Where a picture appears, omit it; repeat everything else in the records exactly.

──────── RECORDS FOR PROCESSING

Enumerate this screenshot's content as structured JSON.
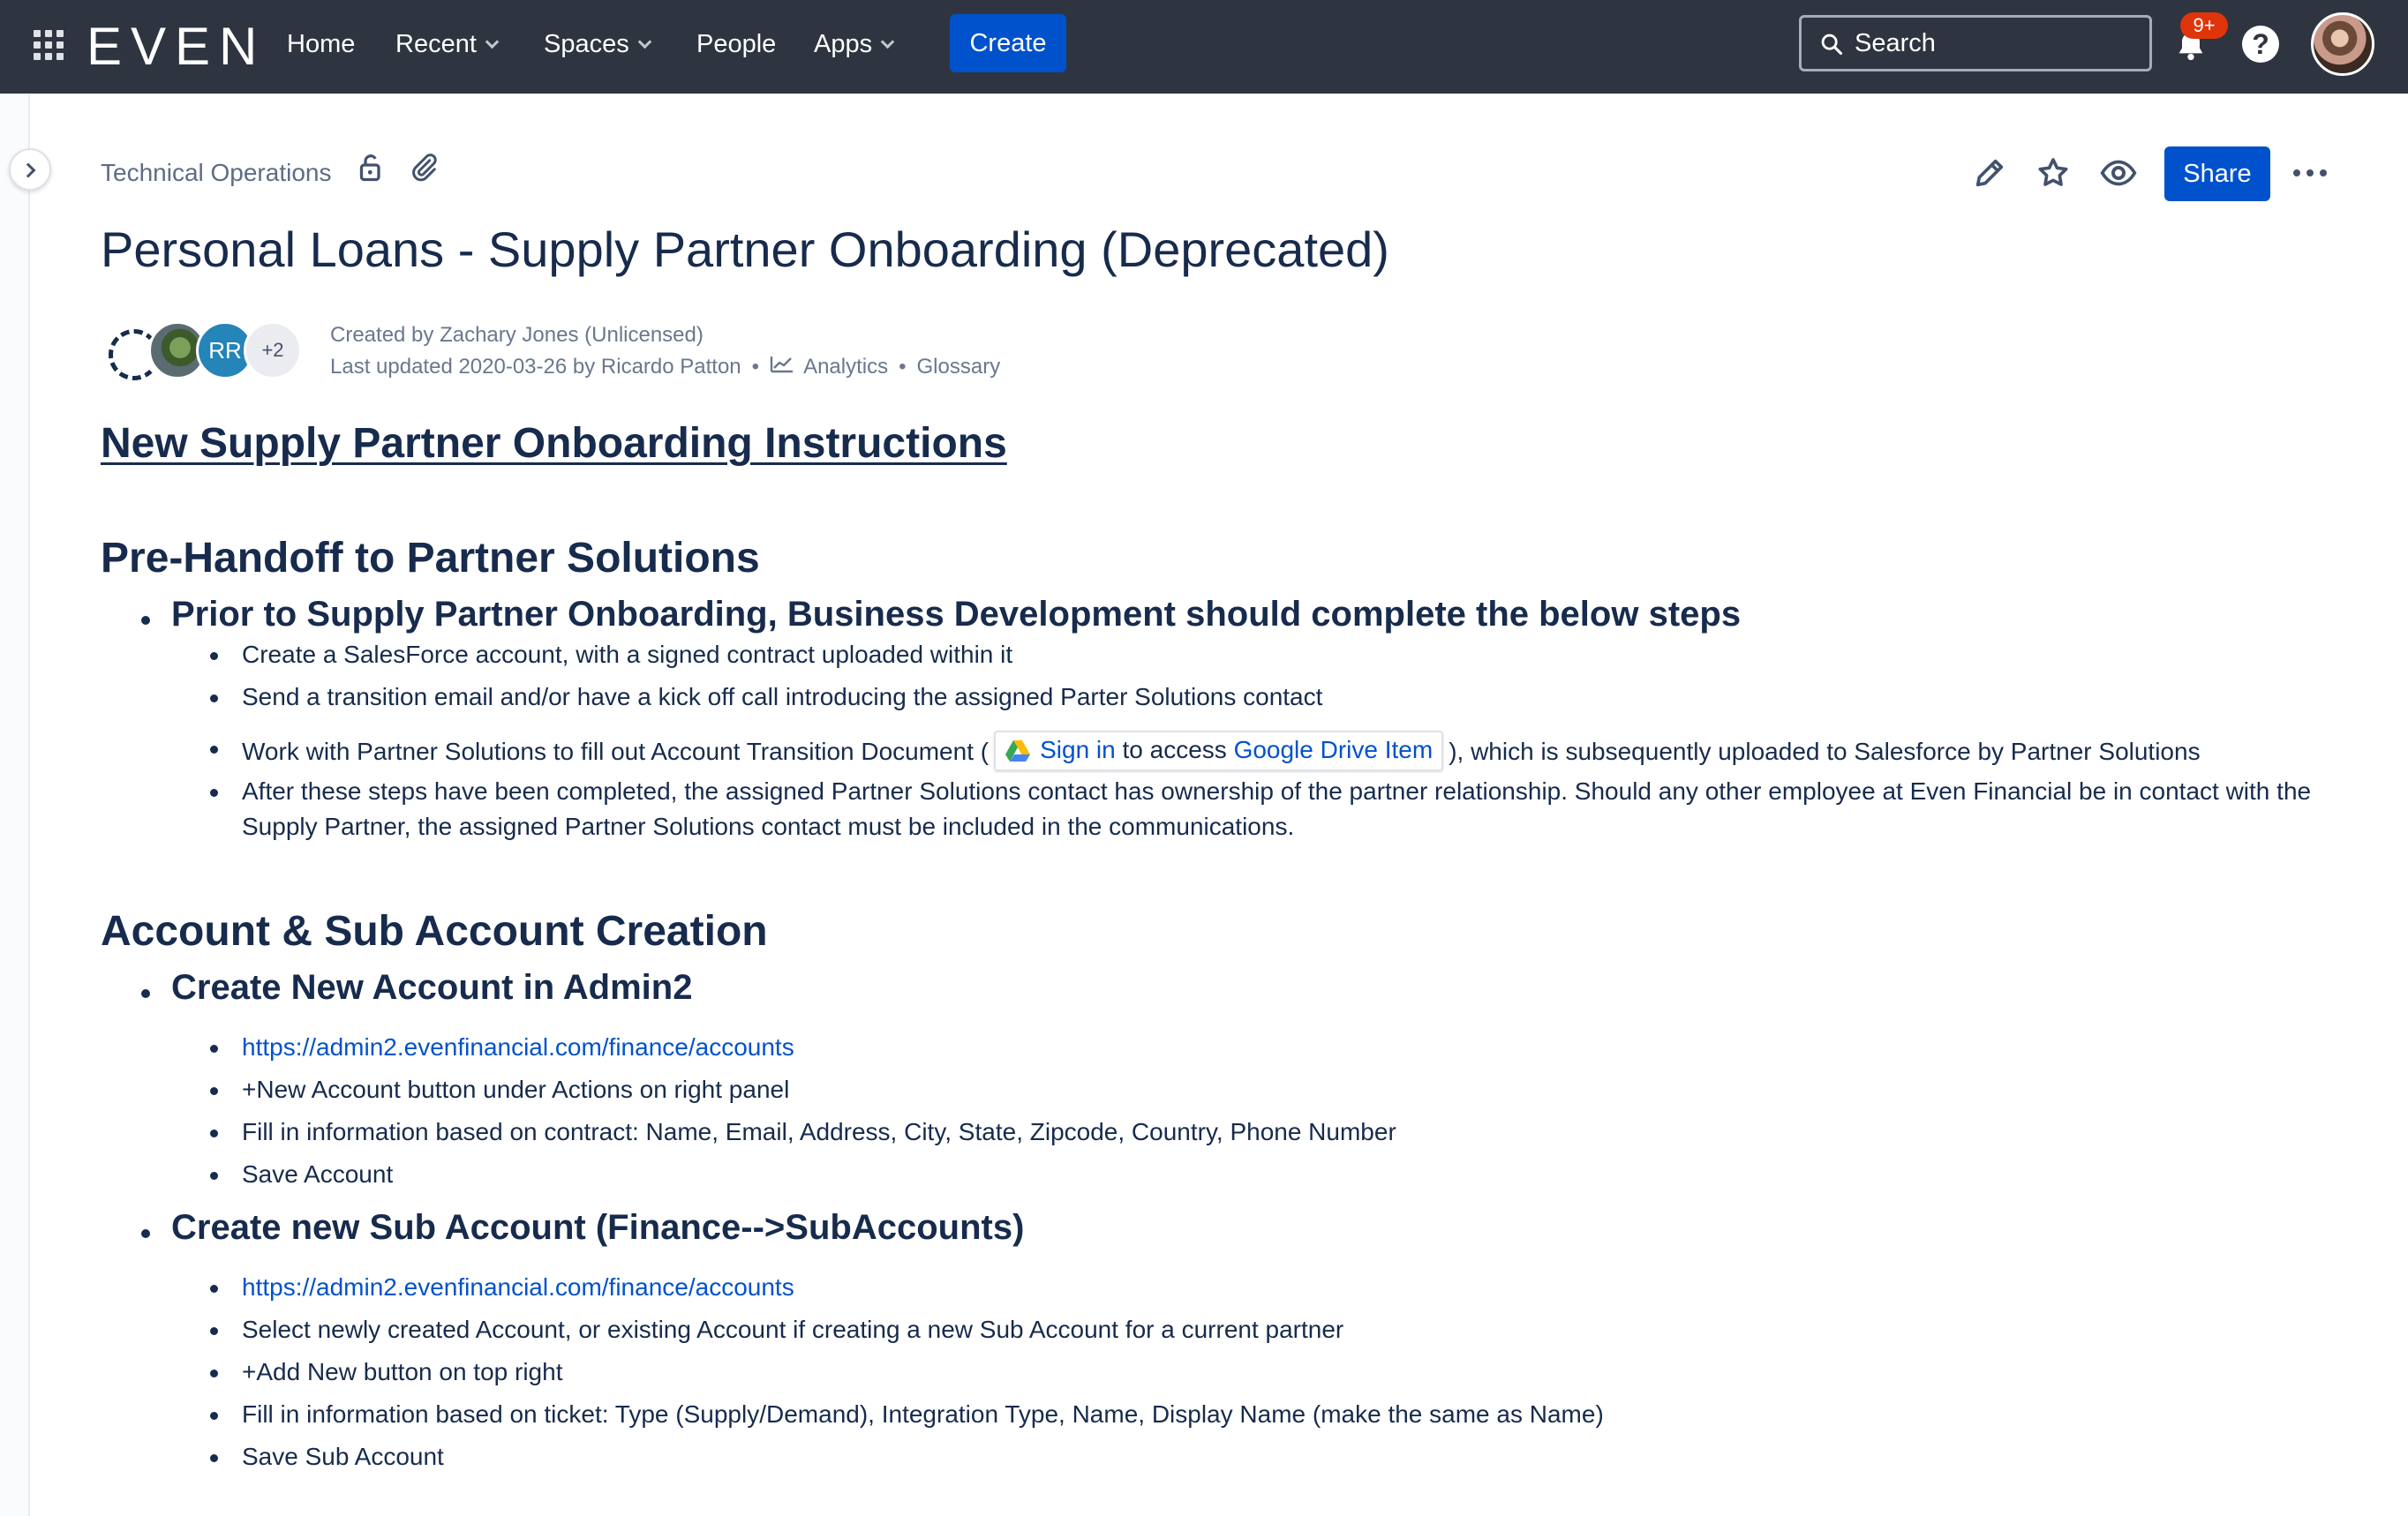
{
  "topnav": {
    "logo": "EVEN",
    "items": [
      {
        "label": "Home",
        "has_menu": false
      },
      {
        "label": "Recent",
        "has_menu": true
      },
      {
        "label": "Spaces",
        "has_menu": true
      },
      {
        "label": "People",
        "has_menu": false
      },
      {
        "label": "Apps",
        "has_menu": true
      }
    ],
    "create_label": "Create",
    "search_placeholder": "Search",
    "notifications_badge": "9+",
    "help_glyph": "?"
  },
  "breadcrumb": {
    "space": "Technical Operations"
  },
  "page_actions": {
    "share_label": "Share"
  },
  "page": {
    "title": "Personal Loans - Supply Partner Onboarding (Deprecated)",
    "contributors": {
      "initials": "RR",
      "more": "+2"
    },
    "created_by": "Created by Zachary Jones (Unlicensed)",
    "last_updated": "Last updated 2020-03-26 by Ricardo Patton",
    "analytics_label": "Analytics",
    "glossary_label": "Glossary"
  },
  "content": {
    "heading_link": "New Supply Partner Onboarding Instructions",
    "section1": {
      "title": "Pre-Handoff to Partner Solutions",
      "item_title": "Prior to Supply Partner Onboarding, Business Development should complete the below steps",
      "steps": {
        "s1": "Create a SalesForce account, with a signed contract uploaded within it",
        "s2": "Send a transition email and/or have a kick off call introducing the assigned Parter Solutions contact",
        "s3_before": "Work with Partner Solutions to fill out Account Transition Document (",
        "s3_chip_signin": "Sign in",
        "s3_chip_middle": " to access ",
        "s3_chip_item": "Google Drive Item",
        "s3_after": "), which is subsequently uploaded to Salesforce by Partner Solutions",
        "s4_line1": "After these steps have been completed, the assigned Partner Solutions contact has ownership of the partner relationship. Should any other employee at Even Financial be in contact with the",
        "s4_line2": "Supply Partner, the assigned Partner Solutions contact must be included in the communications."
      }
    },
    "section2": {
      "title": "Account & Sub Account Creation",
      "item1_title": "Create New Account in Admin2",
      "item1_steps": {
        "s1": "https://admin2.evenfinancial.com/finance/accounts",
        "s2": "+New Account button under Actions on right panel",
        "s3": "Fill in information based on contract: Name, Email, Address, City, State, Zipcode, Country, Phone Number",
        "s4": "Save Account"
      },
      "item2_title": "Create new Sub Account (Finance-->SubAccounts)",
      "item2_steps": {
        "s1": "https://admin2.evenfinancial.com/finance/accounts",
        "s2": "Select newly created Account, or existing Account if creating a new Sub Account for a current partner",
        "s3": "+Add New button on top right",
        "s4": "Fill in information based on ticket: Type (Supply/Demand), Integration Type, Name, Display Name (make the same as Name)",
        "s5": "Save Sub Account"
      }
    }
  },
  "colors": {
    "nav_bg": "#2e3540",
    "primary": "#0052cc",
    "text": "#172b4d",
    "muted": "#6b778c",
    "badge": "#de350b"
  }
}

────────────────

• [ANSWER SPACE]
Enumerate this screenshot's content as structured JSON.
{
  "topnav": {
    "logo": "EVEN",
    "items": [
      {
        "label": "Home",
        "has_menu": false
      },
      {
        "label": "Recent",
        "has_menu": true
      },
      {
        "label": "Spaces",
        "has_menu": true
      },
      {
        "label": "People",
        "has_menu": false
      },
      {
        "label": "Apps",
        "has_menu": true
      }
    ],
    "create_label": "Create",
    "search_placeholder": "Search",
    "notifications_badge": "9+",
    "help_glyph": "?"
  },
  "breadcrumb": {
    "space": "Technical Operations"
  },
  "page_actions": {
    "share_label": "Share"
  },
  "page": {
    "title": "Personal Loans - Supply Partner Onboarding (Deprecated)",
    "contributors": {
      "initials": "RR",
      "more": "+2"
    },
    "created_by": "Created by Zachary Jones (Unlicensed)",
    "last_updated": "Last updated 2020-03-26 by Ricardo Patton",
    "analytics_label": "Analytics",
    "glossary_label": "Glossary"
  },
  "content": {
    "heading_link": "New Supply Partner Onboarding Instructions",
    "section1": {
      "title": "Pre-Handoff to Partner Solutions",
      "item_title": "Prior to Supply Partner Onboarding, Business Development should complete the below steps",
      "steps": {
        "s1": "Create a SalesForce account, with a signed contract uploaded within it",
        "s2": "Send a transition email and/or have a kick off call introducing the assigned Parter Solutions contact",
        "s3_before": "Work with Partner Solutions to fill out Account Transition Document (",
        "s3_chip_signin": "Sign in",
        "s3_chip_middle": " to access ",
        "s3_chip_item": "Google Drive Item",
        "s3_after": "), which is subsequently uploaded to Salesforce by Partner Solutions",
        "s4_line1": "After these steps have been completed, the assigned Partner Solutions contact has ownership of the partner relationship. Should any other employee at Even Financial be in contact with the",
        "s4_line2": "Supply Partner, the assigned Partner Solutions contact must be included in the communications."
      }
    },
    "section2": {
      "title": "Account & Sub Account Creation",
      "item1_title": "Create New Account in Admin2",
      "item1_steps": {
        "s1": "https://admin2.evenfinancial.com/finance/accounts",
        "s2": "+New Account button under Actions on right panel",
        "s3": "Fill in information based on contract: Name, Email, Address, City, State, Zipcode, Country, Phone Number",
        "s4": "Save Account"
      },
      "item2_title": "Create new Sub Account (Finance-->SubAccounts)",
      "item2_steps": {
        "s1": "https://admin2.evenfinancial.com/finance/accounts",
        "s2": "Select newly created Account, or existing Account if creating a new Sub Account for a current partner",
        "s3": "+Add New button on top right",
        "s4": "Fill in information based on ticket: Type (Supply/Demand), Integration Type, Name, Display Name (make the same as Name)",
        "s5": "Save Sub Account"
      }
    }
  },
  "colors": {
    "nav_bg": "#2e3540",
    "primary": "#0052cc",
    "text": "#172b4d",
    "muted": "#6b778c",
    "badge": "#de350b"
  }
}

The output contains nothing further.